▸ **YOUR OBJECTIVE**: Copy every record below exactly as it stands.

▸ **ENTRIES SHOWN**:

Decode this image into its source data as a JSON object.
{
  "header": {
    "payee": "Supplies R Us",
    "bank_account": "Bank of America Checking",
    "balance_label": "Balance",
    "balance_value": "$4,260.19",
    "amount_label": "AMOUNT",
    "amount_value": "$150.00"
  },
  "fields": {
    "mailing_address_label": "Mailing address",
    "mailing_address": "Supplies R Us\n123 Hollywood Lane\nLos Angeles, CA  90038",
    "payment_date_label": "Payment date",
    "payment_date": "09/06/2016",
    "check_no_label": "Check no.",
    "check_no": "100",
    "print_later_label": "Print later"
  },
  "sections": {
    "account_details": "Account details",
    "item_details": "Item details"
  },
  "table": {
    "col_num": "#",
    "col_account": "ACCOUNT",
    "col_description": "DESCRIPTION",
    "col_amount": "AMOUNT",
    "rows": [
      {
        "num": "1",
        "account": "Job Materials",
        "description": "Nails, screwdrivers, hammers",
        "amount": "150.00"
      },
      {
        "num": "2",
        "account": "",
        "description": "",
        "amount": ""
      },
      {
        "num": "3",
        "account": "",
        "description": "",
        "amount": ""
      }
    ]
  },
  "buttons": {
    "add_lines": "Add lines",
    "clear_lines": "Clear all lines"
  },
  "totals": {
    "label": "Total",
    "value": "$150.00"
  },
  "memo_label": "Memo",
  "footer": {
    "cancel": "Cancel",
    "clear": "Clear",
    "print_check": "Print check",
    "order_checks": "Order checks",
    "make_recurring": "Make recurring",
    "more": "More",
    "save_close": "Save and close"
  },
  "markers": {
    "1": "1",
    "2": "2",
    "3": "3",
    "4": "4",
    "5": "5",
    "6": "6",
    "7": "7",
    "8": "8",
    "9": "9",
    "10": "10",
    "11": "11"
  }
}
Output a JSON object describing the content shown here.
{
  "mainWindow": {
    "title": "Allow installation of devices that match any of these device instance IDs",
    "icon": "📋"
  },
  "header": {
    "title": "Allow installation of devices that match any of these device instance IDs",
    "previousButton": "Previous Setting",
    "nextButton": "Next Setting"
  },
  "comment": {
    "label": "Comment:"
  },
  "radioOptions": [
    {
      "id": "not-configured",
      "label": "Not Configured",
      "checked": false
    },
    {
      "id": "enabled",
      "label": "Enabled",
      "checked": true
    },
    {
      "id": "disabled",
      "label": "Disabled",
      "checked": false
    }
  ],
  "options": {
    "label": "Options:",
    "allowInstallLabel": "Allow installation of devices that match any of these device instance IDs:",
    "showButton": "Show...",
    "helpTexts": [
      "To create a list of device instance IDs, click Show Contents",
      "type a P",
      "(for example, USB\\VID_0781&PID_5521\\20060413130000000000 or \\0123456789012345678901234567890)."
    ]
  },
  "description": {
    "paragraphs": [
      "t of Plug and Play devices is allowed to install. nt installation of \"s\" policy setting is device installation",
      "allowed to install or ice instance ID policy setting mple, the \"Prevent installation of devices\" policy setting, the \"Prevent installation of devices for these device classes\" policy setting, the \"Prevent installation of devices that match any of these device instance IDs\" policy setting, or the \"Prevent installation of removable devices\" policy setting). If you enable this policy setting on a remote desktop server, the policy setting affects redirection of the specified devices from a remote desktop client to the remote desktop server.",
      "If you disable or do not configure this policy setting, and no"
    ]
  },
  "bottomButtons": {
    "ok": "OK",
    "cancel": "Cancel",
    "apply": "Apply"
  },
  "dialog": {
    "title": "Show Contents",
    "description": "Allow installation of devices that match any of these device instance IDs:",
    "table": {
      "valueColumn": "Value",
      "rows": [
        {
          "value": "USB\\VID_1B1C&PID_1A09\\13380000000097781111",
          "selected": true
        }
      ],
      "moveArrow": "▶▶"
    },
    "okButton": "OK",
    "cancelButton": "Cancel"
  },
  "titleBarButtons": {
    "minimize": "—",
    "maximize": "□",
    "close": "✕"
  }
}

▸ **EXERCISE RESPONSE**:
Decode this image into its source data as a JSON object.
{
  "header": {
    "payee": "Supplies R Us",
    "bank_account": "Bank of America Checking",
    "balance_label": "Balance",
    "balance_value": "$4,260.19",
    "amount_label": "AMOUNT",
    "amount_value": "$150.00"
  },
  "fields": {
    "mailing_address_label": "Mailing address",
    "mailing_address": "Supplies R Us\n123 Hollywood Lane\nLos Angeles, CA  90038",
    "payment_date_label": "Payment date",
    "payment_date": "09/06/2016",
    "check_no_label": "Check no.",
    "check_no": "100",
    "print_later_label": "Print later"
  },
  "sections": {
    "account_details": "Account details",
    "item_details": "Item details"
  },
  "table": {
    "col_num": "#",
    "col_account": "ACCOUNT",
    "col_description": "DESCRIPTION",
    "col_amount": "AMOUNT",
    "rows": [
      {
        "num": "1",
        "account": "Job Materials",
        "description": "Nails, screwdrivers, hammers",
        "amount": "150.00"
      },
      {
        "num": "2",
        "account": "",
        "description": "",
        "amount": ""
      },
      {
        "num": "3",
        "account": "",
        "description": "",
        "amount": ""
      }
    ]
  },
  "buttons": {
    "add_lines": "Add lines",
    "clear_lines": "Clear all lines"
  },
  "totals": {
    "label": "Total",
    "value": "$150.00"
  },
  "memo_label": "Memo",
  "footer": {
    "cancel": "Cancel",
    "clear": "Clear",
    "print_check": "Print check",
    "order_checks": "Order checks",
    "make_recurring": "Make recurring",
    "more": "More",
    "save_close": "Save and close"
  },
  "markers": {
    "1": "1",
    "2": "2",
    "3": "3",
    "4": "4",
    "5": "5",
    "6": "6",
    "7": "7",
    "8": "8",
    "9": "9",
    "10": "10",
    "11": "11"
  }
}
Output a JSON object describing the content shown here.
{
  "mainWindow": {
    "title": "Allow installation of devices that match any of these device instance IDs",
    "icon": "📋"
  },
  "header": {
    "title": "Allow installation of devices that match any of these device instance IDs",
    "previousButton": "Previous Setting",
    "nextButton": "Next Setting"
  },
  "comment": {
    "label": "Comment:"
  },
  "radioOptions": [
    {
      "id": "not-configured",
      "label": "Not Configured",
      "checked": false
    },
    {
      "id": "enabled",
      "label": "Enabled",
      "checked": true
    },
    {
      "id": "disabled",
      "label": "Disabled",
      "checked": false
    }
  ],
  "options": {
    "label": "Options:",
    "allowInstallLabel": "Allow installation of devices that match any of these device instance IDs:",
    "showButton": "Show...",
    "helpTexts": [
      "To create a list of device instance IDs, click Show Contents",
      "type a P",
      "(for example, USB\\VID_0781&PID_5521\\20060413130000000000 or \\0123456789012345678901234567890)."
    ]
  },
  "description": {
    "paragraphs": [
      "t of Plug and Play devices is allowed to install. nt installation of \"s\" policy setting is device installation",
      "allowed to install or ice instance ID policy setting mple, the \"Prevent installation of devices\" policy setting, the \"Prevent installation of devices for these device classes\" policy setting, the \"Prevent installation of devices that match any of these device instance IDs\" policy setting, or the \"Prevent installation of removable devices\" policy setting). If you enable this policy setting on a remote desktop server, the policy setting affects redirection of the specified devices from a remote desktop client to the remote desktop server.",
      "If you disable or do not configure this policy setting, and no"
    ]
  },
  "bottomButtons": {
    "ok": "OK",
    "cancel": "Cancel",
    "apply": "Apply"
  },
  "dialog": {
    "title": "Show Contents",
    "description": "Allow installation of devices that match any of these device instance IDs:",
    "table": {
      "valueColumn": "Value",
      "rows": [
        {
          "value": "USB\\VID_1B1C&PID_1A09\\13380000000097781111",
          "selected": true
        }
      ],
      "moveArrow": "▶▶"
    },
    "okButton": "OK",
    "cancelButton": "Cancel"
  },
  "titleBarButtons": {
    "minimize": "—",
    "maximize": "□",
    "close": "✕"
  }
}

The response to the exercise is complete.